January 12, 2022
January 12, 2022
When Gov. Whitmer began deeming which businesses and jobs were and were not essential in March of 2020, unemployment shot up to 23.6 percent, creating an avalanche of jobless claims for a woefully unprepared Unemployment Insurance Agency. Michiganders were calling the UIA 60 times in a single day to get a hold of an agent and get the ball rolling on a process that could take months before receiving any benefits. Senior leadership at the UIA responded by adopting reckless policies that opened up the agency to fraudulent attacks in May of 2020. The federal government warned Michigan officials that their over-lenient policies could lead to more significant issues down the road. The Detroit News reported:
“In the email to then-Michigan Unemployment Insurance Agency Director Steve Gray and others, Adams warned states that the Office of Inspector General had “significant interest” in the way PUA was implemented. He asked the states to inform the Department of Labor about their PUA implementation plans so the department could correct any problems “before they become larger issues.”
Instead of heeding the warning from the federal government, under the leadership of Whitmer’s hand-picked appointee Steve Gray, the UIA proceeded with the same policies leading to a massive influx of undetected fraud. In January, the Department of Labor came down hard on Whitmer and the failed UIA and ordered them to review the qualifications for roughly 600,000 claimants. The Detroit News continued:
Eight months later, in January, federal officials chided the Whitmer administration after a review of Michigan’s program for developing unapproved qualifications. The Department of Labor directed the state to reassess the qualifications of about 600,000 people who had received benefits under the unapproved eligibility criteria.
When the DOL directed the state to reassess 600,000 claims at the beginning of 2021, the UIA again failed Michiganders by waiting an additional six months before notifying beneficiaries.
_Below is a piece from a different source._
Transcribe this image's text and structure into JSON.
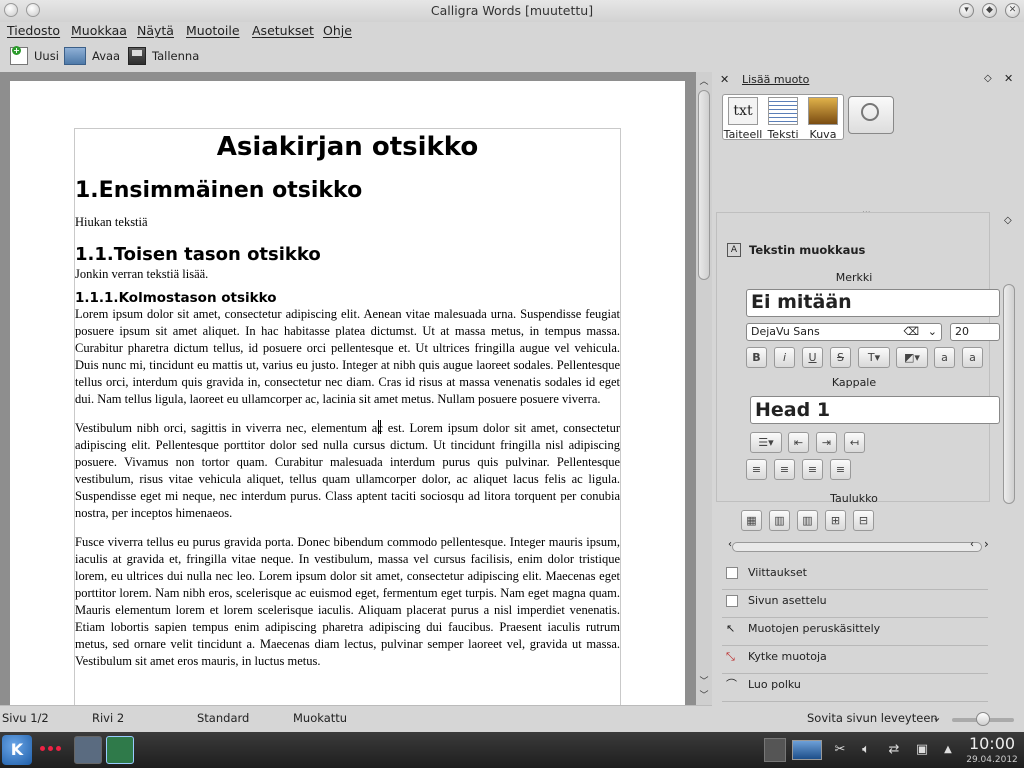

Once the UIA finally sent out the letters in July, they threatened 648,000 Michigan residents stating they may have to repay a large some due to the mistakes of the Whitmer administration.
The Office of the Auditor General released its performance audit report on the UIA in November of 2021, and Michiganders learned the full extent of how much in relief dollars the UIA lost. That included $3.9 billion awarded to ineligible claimants due to failing to follow several federal guidelines for the PUA program. MLive reports:
“The Auditor General found that the agency’s overpayments from March 2020 through August 2021 were the result of several pieces of criteria that weren’t authorized under the federal CARES Act, which included the PUA program.”
Then, during the holidays, the Whitmer administration quietly conceded that the UIA lost an additional $8.51 billion to fraudulent claims. Recent estimates suggest Whitmer is underselling the amount lost, and the actual number is around $11 billion. For perspective, there are 4.76 million workers in the state of Michigan. Taking the $11 billion wasted by the UIA, it would break down to $2,310.92 per working Michigander.
“Between ineligible claims and fraud, estimates show that the UIA has lost a total of $15 billion in taxpayer dollars,” said Eric Ventimiglia, Executive Director for Michigan Rising Action. Ventimiglia continued, “Over the past two years, the UIA has had a complete breakdown under the leadership of Gretchen Whitmer. From waiting months to receive benefits to wasting $11 billion, the UIA has failed every single Michigander.”